Google has released a new video demonstrating a more realistic look at what Google Glass could end up offering as a user experience. Less focused on providing a crazy heads-up display (HUD) for your life, the new Google Glass video is more focused on recording your life, accessing and referring to information easily and sharing pics, videos and experiences while keeping your hands free.
Supposedly filmed entirely on a Google Glass unit itself, the video ends up coming off much more appealing to us than did its predecessor. The original ‘Project Glass’ demo showed a distracting and often view-obstructing product that, rather than augmenting one’s technology user experience, took on the role of almost entirely replacing one’s need to interact with the physical world on anything more than a passing basis.
In the original demo, the protagonist travelled from activity to activity with Project Glass alerting him of notifications at the expense of a proper view of his surroundings, showing him where to walk and encoraging him to make future notes for himself without the need to ever engage his own memory. Despite its happy, casual feel, the video itself came off to many as quite chilling.
The new video, on the contrary (featured at the top of the page), displays Google Glass as just a new kind of smart product that pretty much does all the stuff we’re used to, but with a different kind of interface. It’s a camera-based, voice-controlled gadget that allows one to easily take photos, record video and then share your experiences with friends without occupying your hands.
Of course, messaging, social media, search and internet connectivity are all shown off, too. We’re not sure how much of an overall “smartphone” experience a product like this could deliver, but a hands-free headset like this image of Google Glass could foreseeably provide a wide range of services, without actually needing to provide a more detailed or all-encompassing user interface.

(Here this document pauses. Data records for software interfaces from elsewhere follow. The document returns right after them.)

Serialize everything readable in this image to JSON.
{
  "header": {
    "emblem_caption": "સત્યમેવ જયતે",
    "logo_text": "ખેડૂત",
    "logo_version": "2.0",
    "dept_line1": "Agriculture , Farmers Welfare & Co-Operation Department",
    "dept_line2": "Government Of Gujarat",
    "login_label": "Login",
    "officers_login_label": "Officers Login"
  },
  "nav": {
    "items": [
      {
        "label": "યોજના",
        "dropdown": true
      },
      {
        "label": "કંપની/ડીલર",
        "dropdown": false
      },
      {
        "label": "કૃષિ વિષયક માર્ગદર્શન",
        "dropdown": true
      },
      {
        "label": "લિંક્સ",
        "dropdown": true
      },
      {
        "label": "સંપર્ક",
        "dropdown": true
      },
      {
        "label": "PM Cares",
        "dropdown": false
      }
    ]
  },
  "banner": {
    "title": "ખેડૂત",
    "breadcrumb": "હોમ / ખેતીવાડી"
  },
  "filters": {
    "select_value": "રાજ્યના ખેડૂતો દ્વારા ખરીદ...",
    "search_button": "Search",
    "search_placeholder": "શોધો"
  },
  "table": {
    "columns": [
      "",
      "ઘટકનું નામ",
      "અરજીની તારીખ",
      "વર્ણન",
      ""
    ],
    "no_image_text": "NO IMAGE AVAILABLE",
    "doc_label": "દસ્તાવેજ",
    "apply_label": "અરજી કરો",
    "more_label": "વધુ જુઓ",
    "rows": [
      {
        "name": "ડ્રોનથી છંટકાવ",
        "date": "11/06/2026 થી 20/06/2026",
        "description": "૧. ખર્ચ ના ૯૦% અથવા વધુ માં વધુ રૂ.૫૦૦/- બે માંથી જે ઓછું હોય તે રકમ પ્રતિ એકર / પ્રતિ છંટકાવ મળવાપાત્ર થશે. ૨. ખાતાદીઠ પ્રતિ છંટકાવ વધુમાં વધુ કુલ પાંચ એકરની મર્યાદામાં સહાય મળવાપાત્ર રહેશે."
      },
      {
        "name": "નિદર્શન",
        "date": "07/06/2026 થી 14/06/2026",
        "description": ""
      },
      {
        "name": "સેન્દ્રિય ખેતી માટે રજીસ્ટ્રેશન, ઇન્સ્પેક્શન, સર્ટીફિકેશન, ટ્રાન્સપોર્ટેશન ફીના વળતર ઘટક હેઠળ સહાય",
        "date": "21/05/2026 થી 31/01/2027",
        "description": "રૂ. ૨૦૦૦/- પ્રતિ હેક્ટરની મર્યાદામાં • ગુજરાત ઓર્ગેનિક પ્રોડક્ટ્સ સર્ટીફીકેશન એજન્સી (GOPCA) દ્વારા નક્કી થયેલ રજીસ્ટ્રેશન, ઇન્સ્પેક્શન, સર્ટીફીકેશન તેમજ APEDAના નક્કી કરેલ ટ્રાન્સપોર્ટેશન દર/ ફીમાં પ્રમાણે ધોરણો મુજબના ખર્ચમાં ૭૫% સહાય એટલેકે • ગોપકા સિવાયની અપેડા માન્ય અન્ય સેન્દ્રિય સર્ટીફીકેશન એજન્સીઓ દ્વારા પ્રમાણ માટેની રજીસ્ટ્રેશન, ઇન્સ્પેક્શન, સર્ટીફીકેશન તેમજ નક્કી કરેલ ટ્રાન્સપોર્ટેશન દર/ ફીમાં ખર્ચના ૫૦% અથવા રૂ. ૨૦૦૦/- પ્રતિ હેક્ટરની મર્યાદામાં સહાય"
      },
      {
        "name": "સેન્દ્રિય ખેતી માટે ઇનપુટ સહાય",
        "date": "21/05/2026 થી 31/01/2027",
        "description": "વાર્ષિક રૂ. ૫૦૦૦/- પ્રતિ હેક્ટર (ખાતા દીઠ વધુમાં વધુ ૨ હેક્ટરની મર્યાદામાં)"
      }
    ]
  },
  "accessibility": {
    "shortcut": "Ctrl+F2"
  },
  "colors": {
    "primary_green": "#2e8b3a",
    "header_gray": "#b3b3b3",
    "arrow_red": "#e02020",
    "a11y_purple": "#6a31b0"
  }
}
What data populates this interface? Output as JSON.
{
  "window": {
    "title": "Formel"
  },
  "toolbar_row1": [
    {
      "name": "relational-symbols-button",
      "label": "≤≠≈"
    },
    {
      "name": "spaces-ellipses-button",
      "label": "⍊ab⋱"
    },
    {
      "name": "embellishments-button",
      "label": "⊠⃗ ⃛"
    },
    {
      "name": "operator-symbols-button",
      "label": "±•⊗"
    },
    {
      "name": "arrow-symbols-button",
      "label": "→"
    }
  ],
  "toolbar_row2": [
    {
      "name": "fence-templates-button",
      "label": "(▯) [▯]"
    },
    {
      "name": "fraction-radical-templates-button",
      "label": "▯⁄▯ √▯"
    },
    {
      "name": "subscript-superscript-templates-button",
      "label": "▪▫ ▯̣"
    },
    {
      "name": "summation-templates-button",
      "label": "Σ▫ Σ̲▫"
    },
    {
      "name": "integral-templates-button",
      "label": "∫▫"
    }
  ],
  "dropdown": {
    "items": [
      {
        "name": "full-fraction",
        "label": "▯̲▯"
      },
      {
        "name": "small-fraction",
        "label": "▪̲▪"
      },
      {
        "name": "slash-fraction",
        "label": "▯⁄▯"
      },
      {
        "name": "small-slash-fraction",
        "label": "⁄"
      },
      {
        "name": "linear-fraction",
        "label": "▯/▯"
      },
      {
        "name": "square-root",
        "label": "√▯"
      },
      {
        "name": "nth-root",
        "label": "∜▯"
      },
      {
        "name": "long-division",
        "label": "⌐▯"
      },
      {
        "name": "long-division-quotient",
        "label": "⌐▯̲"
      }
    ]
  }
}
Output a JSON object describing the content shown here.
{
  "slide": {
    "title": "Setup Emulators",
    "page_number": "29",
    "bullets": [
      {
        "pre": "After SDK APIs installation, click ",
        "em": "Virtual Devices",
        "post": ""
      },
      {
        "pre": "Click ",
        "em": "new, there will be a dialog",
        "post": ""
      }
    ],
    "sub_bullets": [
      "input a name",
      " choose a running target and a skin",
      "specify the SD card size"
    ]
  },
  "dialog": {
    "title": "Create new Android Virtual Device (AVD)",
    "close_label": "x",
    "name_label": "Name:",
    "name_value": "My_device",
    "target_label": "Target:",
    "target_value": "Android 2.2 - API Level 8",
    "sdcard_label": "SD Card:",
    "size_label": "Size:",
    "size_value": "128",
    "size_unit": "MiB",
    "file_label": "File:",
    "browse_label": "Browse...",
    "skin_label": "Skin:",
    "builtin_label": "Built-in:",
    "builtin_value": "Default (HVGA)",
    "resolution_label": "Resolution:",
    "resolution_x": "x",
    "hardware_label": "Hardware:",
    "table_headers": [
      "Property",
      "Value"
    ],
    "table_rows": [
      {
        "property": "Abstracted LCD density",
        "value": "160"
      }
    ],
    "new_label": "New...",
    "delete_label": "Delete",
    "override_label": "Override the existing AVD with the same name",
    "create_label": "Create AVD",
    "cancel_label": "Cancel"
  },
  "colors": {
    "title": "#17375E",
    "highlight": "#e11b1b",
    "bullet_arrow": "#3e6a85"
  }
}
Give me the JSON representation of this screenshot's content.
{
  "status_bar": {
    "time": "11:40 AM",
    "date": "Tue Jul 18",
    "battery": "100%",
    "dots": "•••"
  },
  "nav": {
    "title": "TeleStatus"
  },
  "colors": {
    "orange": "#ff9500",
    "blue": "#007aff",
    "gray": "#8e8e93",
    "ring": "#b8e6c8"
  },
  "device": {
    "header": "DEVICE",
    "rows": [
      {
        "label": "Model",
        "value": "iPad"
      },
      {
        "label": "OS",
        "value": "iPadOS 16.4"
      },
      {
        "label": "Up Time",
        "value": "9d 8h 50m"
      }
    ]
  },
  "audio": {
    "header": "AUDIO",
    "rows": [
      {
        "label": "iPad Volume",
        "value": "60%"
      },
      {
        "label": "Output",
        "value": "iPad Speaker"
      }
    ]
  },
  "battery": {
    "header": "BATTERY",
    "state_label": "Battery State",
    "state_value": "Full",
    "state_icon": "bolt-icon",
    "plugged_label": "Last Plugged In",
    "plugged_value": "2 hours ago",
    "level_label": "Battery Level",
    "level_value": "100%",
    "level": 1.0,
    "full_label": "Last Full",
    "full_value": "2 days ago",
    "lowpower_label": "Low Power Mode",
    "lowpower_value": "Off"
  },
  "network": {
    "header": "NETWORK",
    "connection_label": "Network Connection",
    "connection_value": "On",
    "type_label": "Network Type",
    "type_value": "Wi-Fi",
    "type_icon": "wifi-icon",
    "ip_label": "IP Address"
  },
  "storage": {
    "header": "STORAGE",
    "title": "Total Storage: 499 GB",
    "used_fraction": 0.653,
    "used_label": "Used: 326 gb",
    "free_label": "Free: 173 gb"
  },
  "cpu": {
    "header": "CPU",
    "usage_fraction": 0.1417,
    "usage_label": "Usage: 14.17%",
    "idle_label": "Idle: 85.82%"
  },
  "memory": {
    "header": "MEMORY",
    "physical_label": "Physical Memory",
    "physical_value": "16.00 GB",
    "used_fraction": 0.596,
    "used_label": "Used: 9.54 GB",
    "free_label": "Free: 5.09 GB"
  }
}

We’re still not sold on the overall viability of Google Glass as a product. Yes, being able to check and respond to certain notifications immediately and without hands would be useful, but how many people do you really see utilizing the already-abundant and often viable voice-controlled interfaces on most of today’s modern smartphones? Given the choice between typing out a message and dictating it most people would not only pick typing, but wouldn’t even consider the voice option. On Google Glass voice appears to be the only option.
Easy access to notifications in the new Glass video doesn’t require shedding any of the inhibitions regarding the public use of voice commands, but if that’s all you’re after then there are definitely cheaper options, especially considering that CNET claims that Google Glass will be launching in 2013 for “under $1500”.
For folks unwilling to use those voice commands, $1500 would be a lot to pay for easier notifications, especially when products like the Pebble watch exist. Moreover, selling a head-mounted product like Google Glass as anything other than a fashion faux pas is going to be difficult.
At the risk of sounding negative, we’re having trouble seeing Google Glass take off as anything other than a very niche device with rather esoteric uses. We love the idea behind it and we’re always excited when a company puts its weight behind something new and, who knows, perhaps it’ll be a resounding success and we’ll look rather silly.
At the very least we hope to start seeing a lot more awesome YouTube POV videos of extreme athletes doing crazy things, but as a wide-spread smart-device we’re not entirely sure that Google Glass will be able to stay popular more than a year or so after its launch.
Then again, that’s what people said about the iPad.